*** Material provided

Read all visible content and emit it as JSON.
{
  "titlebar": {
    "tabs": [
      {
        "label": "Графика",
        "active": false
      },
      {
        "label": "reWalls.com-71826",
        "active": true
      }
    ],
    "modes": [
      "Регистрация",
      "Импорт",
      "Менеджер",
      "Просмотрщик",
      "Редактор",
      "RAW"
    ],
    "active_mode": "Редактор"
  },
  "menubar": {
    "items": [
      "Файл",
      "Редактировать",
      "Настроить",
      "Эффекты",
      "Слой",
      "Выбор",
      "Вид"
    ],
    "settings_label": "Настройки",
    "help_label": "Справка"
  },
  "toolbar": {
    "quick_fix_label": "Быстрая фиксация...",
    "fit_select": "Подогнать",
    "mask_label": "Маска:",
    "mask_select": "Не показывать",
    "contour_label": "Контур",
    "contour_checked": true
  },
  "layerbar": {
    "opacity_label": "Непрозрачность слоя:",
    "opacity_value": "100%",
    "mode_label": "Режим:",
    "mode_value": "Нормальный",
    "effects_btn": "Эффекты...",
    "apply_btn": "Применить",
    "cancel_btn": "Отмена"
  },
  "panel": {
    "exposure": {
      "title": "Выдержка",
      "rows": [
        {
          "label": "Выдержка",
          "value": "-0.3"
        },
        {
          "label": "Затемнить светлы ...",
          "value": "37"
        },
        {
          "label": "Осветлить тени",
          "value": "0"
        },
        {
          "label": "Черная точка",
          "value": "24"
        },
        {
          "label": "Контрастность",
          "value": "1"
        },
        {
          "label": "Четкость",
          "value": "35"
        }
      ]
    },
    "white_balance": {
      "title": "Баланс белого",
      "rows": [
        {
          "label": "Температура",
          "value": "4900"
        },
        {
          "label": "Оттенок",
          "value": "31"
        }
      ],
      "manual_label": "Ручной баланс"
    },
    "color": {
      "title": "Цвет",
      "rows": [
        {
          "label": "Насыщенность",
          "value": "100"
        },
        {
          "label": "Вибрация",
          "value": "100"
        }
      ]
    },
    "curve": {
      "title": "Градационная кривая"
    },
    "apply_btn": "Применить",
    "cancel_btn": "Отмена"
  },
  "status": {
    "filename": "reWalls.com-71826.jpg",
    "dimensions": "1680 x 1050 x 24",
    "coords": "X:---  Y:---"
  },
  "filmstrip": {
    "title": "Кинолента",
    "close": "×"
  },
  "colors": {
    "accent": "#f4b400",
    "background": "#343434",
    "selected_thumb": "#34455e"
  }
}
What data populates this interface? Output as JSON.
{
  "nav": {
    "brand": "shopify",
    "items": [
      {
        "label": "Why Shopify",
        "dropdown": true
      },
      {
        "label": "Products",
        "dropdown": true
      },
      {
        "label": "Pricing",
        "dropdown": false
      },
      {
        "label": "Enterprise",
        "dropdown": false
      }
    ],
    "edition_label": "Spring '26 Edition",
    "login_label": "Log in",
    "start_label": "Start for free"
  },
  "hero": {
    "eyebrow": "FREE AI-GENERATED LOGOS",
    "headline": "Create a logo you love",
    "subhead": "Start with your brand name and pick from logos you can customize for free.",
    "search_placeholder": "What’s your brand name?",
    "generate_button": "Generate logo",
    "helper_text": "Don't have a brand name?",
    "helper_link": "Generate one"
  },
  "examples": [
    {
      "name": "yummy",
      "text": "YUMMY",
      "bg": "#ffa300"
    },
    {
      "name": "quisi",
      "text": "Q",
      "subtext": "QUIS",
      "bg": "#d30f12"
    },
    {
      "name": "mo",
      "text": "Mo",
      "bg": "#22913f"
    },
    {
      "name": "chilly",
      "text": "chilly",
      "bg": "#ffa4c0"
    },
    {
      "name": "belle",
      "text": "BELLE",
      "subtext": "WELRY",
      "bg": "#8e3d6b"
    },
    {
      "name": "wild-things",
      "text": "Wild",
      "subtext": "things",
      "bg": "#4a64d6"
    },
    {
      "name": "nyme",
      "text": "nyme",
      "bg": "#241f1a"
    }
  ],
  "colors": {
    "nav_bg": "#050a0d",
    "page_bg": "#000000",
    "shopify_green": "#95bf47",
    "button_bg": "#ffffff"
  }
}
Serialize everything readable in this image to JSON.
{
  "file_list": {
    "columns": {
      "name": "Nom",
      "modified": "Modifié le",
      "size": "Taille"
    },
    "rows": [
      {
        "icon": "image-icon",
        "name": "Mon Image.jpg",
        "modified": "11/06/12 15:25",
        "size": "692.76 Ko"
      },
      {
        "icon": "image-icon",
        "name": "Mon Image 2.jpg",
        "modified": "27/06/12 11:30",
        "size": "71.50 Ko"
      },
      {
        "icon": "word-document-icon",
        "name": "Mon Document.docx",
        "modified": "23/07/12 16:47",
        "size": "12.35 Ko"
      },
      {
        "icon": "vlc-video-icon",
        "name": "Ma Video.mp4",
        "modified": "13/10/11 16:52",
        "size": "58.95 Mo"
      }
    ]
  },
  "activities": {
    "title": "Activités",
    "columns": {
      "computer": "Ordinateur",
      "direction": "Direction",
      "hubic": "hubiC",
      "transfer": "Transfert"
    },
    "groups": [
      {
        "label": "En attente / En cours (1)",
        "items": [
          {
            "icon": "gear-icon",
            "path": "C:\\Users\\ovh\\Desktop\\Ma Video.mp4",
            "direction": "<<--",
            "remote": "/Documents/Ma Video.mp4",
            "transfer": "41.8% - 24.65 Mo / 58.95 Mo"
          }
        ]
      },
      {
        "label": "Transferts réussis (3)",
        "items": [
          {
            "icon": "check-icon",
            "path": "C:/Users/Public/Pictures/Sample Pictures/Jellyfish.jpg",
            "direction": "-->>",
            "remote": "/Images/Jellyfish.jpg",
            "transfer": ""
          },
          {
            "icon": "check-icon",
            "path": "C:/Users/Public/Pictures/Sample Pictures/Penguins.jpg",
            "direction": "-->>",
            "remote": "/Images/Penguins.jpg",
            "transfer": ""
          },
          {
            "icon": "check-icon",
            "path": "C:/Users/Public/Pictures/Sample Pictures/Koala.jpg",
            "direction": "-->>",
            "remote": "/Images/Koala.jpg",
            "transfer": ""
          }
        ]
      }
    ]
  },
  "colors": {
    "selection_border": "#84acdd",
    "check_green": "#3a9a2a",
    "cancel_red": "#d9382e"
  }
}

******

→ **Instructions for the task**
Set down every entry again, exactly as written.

→ **Response to the task**
Read all visible content and emit it as JSON.
{
  "titlebar": {
    "tabs": [
      {
        "label": "Графика",
        "active": false
      },
      {
        "label": "reWalls.com-71826",
        "active": true
      }
    ],
    "modes": [
      "Регистрация",
      "Импорт",
      "Менеджер",
      "Просмотрщик",
      "Редактор",
      "RAW"
    ],
    "active_mode": "Редактор"
  },
  "menubar": {
    "items": [
      "Файл",
      "Редактировать",
      "Настроить",
      "Эффекты",
      "Слой",
      "Выбор",
      "Вид"
    ],
    "settings_label": "Настройки",
    "help_label": "Справка"
  },
  "toolbar": {
    "quick_fix_label": "Быстрая фиксация...",
    "fit_select": "Подогнать",
    "mask_label": "Маска:",
    "mask_select": "Не показывать",
    "contour_label": "Контур",
    "contour_checked": true
  },
  "layerbar": {
    "opacity_label": "Непрозрачность слоя:",
    "opacity_value": "100%",
    "mode_label": "Режим:",
    "mode_value": "Нормальный",
    "effects_btn": "Эффекты...",
    "apply_btn": "Применить",
    "cancel_btn": "Отмена"
  },
  "panel": {
    "exposure": {
      "title": "Выдержка",
      "rows": [
        {
          "label": "Выдержка",
          "value": "-0.3"
        },
        {
          "label": "Затемнить светлы ...",
          "value": "37"
        },
        {
          "label": "Осветлить тени",
          "value": "0"
        },
        {
          "label": "Черная точка",
          "value": "24"
        },
        {
          "label": "Контрастность",
          "value": "1"
        },
        {
          "label": "Четкость",
          "value": "35"
        }
      ]
    },
    "white_balance": {
      "title": "Баланс белого",
      "rows": [
        {
          "label": "Температура",
          "value": "4900"
        },
        {
          "label": "Оттенок",
          "value": "31"
        }
      ],
      "manual_label": "Ручной баланс"
    },
    "color": {
      "title": "Цвет",
      "rows": [
        {
          "label": "Насыщенность",
          "value": "100"
        },
        {
          "label": "Вибрация",
          "value": "100"
        }
      ]
    },
    "curve": {
      "title": "Градационная кривая"
    },
    "apply_btn": "Применить",
    "cancel_btn": "Отмена"
  },
  "status": {
    "filename": "reWalls.com-71826.jpg",
    "dimensions": "1680 x 1050 x 24",
    "coords": "X:---  Y:---"
  },
  "filmstrip": {
    "title": "Кинолента",
    "close": "×"
  },
  "colors": {
    "accent": "#f4b400",
    "background": "#343434",
    "selected_thumb": "#34455e"
  }
}
What data populates this interface? Output as JSON.
{
  "nav": {
    "brand": "shopify",
    "items": [
      {
        "label": "Why Shopify",
        "dropdown": true
      },
      {
        "label": "Products",
        "dropdown": true
      },
      {
        "label": "Pricing",
        "dropdown": false
      },
      {
        "label": "Enterprise",
        "dropdown": false
      }
    ],
    "edition_label": "Spring '26 Edition",
    "login_label": "Log in",
    "start_label": "Start for free"
  },
  "hero": {
    "eyebrow": "FREE AI-GENERATED LOGOS",
    "headline": "Create a logo you love",
    "subhead": "Start with your brand name and pick from logos you can customize for free.",
    "search_placeholder": "What’s your brand name?",
    "generate_button": "Generate logo",
    "helper_text": "Don't have a brand name?",
    "helper_link": "Generate one"
  },
  "examples": [
    {
      "name": "yummy",
      "text": "YUMMY",
      "bg": "#ffa300"
    },
    {
      "name": "quisi",
      "text": "Q",
      "subtext": "QUIS",
      "bg": "#d30f12"
    },
    {
      "name": "mo",
      "text": "Mo",
      "bg": "#22913f"
    },
    {
      "name": "chilly",
      "text": "chilly",
      "bg": "#ffa4c0"
    },
    {
      "name": "belle",
      "text": "BELLE",
      "subtext": "WELRY",
      "bg": "#8e3d6b"
    },
    {
      "name": "wild-things",
      "text": "Wild",
      "subtext": "things",
      "bg": "#4a64d6"
    },
    {
      "name": "nyme",
      "text": "nyme",
      "bg": "#241f1a"
    }
  ],
  "colors": {
    "nav_bg": "#050a0d",
    "page_bg": "#000000",
    "shopify_green": "#95bf47",
    "button_bg": "#ffffff"
  }
}
Serialize everything readable in this image to JSON.
{
  "file_list": {
    "columns": {
      "name": "Nom",
      "modified": "Modifié le",
      "size": "Taille"
    },
    "rows": [
      {
        "icon": "image-icon",
        "name": "Mon Image.jpg",
        "modified": "11/06/12 15:25",
        "size": "692.76 Ko"
      },
      {
        "icon": "image-icon",
        "name": "Mon Image 2.jpg",
        "modified": "27/06/12 11:30",
        "size": "71.50 Ko"
      },
      {
        "icon": "word-document-icon",
        "name": "Mon Document.docx",
        "modified": "23/07/12 16:47",
        "size": "12.35 Ko"
      },
      {
        "icon": "vlc-video-icon",
        "name": "Ma Video.mp4",
        "modified": "13/10/11 16:52",
        "size": "58.95 Mo"
      }
    ]
  },
  "activities": {
    "title": "Activités",
    "columns": {
      "computer": "Ordinateur",
      "direction": "Direction",
      "hubic": "hubiC",
      "transfer": "Transfert"
    },
    "groups": [
      {
        "label": "En attente / En cours (1)",
        "items": [
          {
            "icon": "gear-icon",
            "path": "C:\\Users\\ovh\\Desktop\\Ma Video.mp4",
            "direction": "<<--",
            "remote": "/Documents/Ma Video.mp4",
            "transfer": "41.8% - 24.65 Mo / 58.95 Mo"
          }
        ]
      },
      {
        "label": "Transferts réussis (3)",
        "items": [
          {
            "icon": "check-icon",
            "path": "C:/Users/Public/Pictures/Sample Pictures/Jellyfish.jpg",
            "direction": "-->>",
            "remote": "/Images/Jellyfish.jpg",
            "transfer": ""
          },
          {
            "icon": "check-icon",
            "path": "C:/Users/Public/Pictures/Sample Pictures/Penguins.jpg",
            "direction": "-->>",
            "remote": "/Images/Penguins.jpg",
            "transfer": ""
          },
          {
            "icon": "check-icon",
            "path": "C:/Users/Public/Pictures/Sample Pictures/Koala.jpg",
            "direction": "-->>",
            "remote": "/Images/Koala.jpg",
            "transfer": ""
          }
        ]
      }
    ]
  },
  "colors": {
    "selection_border": "#84acdd",
    "check_green": "#3a9a2a",
    "cancel_red": "#d9382e"
  }
}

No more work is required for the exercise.